19 Nov 2003 : Column 1965

The illogicality is apparent in the fact that they set a different test to be satisfied in respect of each clause. During yesterday's debate, Mr Dominic Grieve, the honourable Member for Beaconsfield, explained that that was because the test in respect of the risk of tampering should set a higher threshold than the test in Clause 45 for cases in which tampering has actually occurred. As the Government's amendments to Clause 43, I hope, make clear, evidence of jury tampering in a previous trial is, precisely, an example of the type of evidence that might be presented as evidence of a risk that jury tampering would take place.
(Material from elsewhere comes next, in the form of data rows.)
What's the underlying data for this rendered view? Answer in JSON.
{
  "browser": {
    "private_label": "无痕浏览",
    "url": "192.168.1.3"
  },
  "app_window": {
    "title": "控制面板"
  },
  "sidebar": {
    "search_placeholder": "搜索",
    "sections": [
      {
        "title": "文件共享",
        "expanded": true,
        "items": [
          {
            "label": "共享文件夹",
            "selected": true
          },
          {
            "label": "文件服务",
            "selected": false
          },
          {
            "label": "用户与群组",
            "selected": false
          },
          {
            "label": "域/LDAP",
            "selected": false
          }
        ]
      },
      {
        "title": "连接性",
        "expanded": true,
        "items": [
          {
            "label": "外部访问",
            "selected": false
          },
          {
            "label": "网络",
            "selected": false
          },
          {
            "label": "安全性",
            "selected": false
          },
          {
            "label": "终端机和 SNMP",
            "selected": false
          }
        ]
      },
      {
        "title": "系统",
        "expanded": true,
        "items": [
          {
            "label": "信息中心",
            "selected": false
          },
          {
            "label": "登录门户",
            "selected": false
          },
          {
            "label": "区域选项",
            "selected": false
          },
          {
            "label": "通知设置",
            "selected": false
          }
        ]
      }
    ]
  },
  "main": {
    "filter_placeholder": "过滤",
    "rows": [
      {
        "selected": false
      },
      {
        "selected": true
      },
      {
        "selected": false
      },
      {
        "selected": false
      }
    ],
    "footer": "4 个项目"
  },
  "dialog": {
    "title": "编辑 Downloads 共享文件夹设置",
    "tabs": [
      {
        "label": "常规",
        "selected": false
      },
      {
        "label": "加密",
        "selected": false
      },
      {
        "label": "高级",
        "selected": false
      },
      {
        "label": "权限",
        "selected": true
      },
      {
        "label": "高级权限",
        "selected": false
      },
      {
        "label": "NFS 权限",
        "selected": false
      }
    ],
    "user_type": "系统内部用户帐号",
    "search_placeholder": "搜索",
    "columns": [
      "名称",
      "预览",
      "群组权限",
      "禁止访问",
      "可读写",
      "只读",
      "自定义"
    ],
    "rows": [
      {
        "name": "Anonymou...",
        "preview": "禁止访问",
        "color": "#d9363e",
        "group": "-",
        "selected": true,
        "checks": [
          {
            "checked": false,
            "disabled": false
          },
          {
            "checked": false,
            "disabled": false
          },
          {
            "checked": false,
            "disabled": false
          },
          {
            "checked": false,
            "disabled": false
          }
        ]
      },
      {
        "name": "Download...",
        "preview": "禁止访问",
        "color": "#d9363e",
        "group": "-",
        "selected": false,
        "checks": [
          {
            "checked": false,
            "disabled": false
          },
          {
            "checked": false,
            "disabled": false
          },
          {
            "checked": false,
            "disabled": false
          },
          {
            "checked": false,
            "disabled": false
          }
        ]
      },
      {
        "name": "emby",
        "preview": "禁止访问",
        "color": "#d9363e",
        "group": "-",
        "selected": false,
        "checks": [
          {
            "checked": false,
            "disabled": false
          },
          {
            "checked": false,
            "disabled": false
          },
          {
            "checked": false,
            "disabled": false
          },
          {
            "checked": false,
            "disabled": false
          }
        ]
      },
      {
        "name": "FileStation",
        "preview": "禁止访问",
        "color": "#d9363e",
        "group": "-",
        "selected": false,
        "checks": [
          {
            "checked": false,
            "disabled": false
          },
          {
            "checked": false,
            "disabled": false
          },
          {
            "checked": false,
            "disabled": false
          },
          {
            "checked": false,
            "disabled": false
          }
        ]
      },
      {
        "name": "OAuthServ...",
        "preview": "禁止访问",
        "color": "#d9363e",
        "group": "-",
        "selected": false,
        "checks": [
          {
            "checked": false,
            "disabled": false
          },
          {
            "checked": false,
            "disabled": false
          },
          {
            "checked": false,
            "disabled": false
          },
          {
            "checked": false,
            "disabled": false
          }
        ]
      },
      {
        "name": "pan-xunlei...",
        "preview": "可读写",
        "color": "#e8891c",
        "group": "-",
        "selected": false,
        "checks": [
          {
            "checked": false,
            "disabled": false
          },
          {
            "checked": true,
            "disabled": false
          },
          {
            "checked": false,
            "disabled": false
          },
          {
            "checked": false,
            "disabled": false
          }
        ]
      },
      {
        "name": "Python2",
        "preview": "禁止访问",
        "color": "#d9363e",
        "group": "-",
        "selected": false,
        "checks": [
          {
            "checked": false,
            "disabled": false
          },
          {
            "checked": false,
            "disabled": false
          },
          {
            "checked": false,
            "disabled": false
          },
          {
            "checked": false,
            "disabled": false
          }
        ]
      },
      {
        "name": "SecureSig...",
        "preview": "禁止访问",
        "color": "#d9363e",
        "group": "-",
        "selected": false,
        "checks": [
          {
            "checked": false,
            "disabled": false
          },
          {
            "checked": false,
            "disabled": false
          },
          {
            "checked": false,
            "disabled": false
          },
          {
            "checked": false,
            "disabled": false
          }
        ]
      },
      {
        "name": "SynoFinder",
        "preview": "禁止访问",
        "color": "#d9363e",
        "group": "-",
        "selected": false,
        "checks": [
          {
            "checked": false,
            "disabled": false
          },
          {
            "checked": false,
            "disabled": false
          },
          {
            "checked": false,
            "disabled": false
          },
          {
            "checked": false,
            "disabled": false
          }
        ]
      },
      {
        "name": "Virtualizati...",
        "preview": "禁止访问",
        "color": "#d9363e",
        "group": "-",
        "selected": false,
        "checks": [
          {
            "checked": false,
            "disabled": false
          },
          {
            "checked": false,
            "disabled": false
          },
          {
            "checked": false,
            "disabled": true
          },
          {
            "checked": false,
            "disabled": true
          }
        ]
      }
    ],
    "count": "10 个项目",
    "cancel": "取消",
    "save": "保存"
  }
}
It also does not make sense to acknowledge the burden on the jury of police protection in one set of circumstances and disregard it in similar circumstances.
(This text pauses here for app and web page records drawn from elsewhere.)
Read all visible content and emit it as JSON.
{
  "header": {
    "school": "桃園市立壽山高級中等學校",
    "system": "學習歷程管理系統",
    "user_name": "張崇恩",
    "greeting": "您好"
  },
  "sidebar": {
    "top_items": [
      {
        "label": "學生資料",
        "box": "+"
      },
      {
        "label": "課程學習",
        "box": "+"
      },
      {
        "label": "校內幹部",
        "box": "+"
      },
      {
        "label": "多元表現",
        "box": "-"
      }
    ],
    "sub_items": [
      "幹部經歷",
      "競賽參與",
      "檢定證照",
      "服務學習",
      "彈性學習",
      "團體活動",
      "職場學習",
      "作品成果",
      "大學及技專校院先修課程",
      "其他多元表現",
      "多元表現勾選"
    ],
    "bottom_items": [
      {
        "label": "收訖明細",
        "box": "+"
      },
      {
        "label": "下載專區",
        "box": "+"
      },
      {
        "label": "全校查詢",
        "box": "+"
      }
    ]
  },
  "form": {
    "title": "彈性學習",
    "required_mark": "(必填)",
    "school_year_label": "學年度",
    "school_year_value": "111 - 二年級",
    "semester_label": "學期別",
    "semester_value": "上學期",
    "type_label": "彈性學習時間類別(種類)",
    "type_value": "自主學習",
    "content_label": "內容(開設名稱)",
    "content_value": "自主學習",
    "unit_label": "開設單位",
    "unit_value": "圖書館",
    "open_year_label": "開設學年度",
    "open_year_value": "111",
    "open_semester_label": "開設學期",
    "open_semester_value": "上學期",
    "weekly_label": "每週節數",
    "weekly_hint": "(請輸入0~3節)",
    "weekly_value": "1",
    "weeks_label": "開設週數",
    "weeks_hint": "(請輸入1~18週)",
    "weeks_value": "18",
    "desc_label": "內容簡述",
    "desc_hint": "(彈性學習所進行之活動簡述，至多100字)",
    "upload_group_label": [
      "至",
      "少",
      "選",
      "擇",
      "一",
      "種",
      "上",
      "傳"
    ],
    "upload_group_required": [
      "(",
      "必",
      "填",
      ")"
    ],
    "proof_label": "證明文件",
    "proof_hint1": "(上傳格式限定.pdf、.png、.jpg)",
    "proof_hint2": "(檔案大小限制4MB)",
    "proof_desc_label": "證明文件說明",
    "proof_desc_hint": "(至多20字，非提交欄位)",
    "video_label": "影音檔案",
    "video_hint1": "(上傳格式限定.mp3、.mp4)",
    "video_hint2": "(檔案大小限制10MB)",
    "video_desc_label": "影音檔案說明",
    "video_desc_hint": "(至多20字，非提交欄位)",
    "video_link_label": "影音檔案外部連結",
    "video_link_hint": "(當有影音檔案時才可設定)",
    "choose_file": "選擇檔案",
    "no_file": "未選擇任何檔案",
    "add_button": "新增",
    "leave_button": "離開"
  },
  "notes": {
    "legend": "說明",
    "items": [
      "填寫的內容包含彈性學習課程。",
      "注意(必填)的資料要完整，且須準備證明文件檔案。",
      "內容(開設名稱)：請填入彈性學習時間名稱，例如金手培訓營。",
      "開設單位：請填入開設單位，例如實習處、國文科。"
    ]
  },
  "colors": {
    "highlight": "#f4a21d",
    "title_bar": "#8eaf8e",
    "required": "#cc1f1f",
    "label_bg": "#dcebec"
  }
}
That condition addresses the question of whether we can reasonably expect members of the public to come forward and undergo the stress and anxiety of actual intimidation or a genuine fear of intimidation and the misery of round-the-clock surveillance over a lengthy period. Clearly, Her Majesty's loyal Opposition and others who sit opposite do not share our deep concern.

The amendments tabled by the Opposition in another place also ratchet up the interests of justice test in Clauses 43 and 45 to require there to be a "great" or "overwhelming" likelihood that jury tampering would take place notwithstanding any steps that might be taken to prevent it. I understand the concerns that underlie the amendments. It is our belief that the clauses already meet those concerns. If I can paraphrase what was said in the other place, I can assure Mr Grieve that they already require the court to make examinations in minute detail, before ordering that a trial be conducted or continued without a jury. In responding to that point, I invite the House to remember that Clause 43 draws on existing case law on jury protection applications, which requires the judge to order full police protection for the jury only where there is a real and present danger of jury tampering.
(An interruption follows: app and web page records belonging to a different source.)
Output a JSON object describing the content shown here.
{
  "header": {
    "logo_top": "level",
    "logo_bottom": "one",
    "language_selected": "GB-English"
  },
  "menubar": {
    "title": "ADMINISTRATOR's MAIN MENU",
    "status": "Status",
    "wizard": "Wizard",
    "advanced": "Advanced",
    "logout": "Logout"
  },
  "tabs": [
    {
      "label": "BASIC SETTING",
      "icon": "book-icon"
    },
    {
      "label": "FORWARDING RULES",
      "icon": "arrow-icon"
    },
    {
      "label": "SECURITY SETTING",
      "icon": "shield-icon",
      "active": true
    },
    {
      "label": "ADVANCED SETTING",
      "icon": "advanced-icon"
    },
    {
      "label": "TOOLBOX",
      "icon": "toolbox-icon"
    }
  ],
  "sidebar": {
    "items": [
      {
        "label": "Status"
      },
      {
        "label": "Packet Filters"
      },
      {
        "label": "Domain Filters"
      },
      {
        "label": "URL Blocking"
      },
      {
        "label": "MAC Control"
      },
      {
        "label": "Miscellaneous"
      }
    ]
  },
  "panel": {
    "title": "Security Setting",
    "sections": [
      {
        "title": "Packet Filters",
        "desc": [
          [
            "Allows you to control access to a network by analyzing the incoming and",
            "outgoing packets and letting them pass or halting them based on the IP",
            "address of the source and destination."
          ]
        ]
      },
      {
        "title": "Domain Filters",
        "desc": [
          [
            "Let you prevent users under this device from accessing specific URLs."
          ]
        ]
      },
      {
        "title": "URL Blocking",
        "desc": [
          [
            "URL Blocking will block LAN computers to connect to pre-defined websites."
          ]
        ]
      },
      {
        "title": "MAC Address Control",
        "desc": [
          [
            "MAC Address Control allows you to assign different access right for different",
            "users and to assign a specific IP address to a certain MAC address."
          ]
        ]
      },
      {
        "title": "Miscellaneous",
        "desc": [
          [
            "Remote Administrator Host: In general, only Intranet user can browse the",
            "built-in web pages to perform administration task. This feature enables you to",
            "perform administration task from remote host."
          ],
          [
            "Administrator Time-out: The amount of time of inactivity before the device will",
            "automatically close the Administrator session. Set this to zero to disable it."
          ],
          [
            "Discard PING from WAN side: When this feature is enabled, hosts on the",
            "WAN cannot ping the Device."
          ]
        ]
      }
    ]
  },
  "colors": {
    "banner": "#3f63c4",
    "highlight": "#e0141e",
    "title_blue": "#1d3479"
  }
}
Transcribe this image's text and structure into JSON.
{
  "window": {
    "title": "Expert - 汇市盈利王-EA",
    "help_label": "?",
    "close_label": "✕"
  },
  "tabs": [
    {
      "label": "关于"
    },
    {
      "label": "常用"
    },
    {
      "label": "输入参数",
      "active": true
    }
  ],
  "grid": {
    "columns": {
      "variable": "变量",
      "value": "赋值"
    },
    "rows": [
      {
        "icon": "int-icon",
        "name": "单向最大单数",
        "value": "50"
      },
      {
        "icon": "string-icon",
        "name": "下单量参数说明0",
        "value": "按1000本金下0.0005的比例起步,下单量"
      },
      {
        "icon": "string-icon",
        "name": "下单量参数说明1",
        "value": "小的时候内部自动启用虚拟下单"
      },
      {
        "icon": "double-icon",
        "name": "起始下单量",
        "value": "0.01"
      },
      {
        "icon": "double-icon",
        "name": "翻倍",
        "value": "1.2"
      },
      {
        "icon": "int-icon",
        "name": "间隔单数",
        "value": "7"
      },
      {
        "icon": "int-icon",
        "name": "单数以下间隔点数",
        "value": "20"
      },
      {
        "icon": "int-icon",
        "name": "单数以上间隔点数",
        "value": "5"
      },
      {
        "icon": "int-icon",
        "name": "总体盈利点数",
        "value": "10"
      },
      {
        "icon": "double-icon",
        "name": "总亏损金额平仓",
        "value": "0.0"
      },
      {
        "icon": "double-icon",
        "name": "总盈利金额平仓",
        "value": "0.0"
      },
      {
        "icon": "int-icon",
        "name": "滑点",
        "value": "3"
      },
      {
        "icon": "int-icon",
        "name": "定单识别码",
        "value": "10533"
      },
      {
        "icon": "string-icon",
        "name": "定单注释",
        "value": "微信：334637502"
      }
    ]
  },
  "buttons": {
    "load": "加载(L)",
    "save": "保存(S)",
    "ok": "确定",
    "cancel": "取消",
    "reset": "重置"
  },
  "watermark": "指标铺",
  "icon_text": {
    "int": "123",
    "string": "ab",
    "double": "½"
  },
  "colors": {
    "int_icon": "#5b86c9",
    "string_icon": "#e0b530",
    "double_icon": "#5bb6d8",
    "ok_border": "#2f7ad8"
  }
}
We cannot accept the Opposition's amendment to Clause 45, which would remove the judge's power to continue the trial alone, following discharge of the jury because of tampering. The amendment is based on concerns about the impartiality of the judge, who, having heard information that may be prejudicial to the defendant, goes on to sit as fact finder in the trial. However, I remind the House that judges routinely direct themselves to disregard prejudicial evidence. Having detailed knowledge of such information does not necessarily mean that the judge must automatically be considered prejudiced. Rather, the key question must be whether there are any ascertainable facts that would raise legitimate and objectively justified doubts about a judge's impartiality, and we are not convinced that in such cases, in general, there will be. I remind your Lordships that the judge will be able to do justice in such a situation, as he will have a discretion.

Of course, a judge who felt unable to take on a case because he or she feared that he or she would not be able to hear it with the requisite impartiality would not be obliged to do so. That established principle is already reflected in the Bill. I am sure that noble Lords will join me in expressing confidence in the ability of

19 Nov 2003 : Column 1966

the judge to exercise discretion in that way and to discharge himself or herself, if he or she feels that that would be in the interests of justice.

Several questions were asked about the way in which prosecution applications under Clause 43 would be made in circumstances involving sensitive information. The Government are confident that existing public interest immunity procedures are fair and effective and do not in any way endanger the rights of defendants. We are also confident that they will work equally well when used in the course of an application under Clause 43.

Moved, That the House do not insist on its Amendment No. 34 to which the Commons have disagreed and do agree with the Commons in their Amendments Nos. 34A and 34B to the words so restored to the Bill.—(Baroness Scotland of Asthal.)


Next Section Back to Table of Contents Lords Hansard Home Page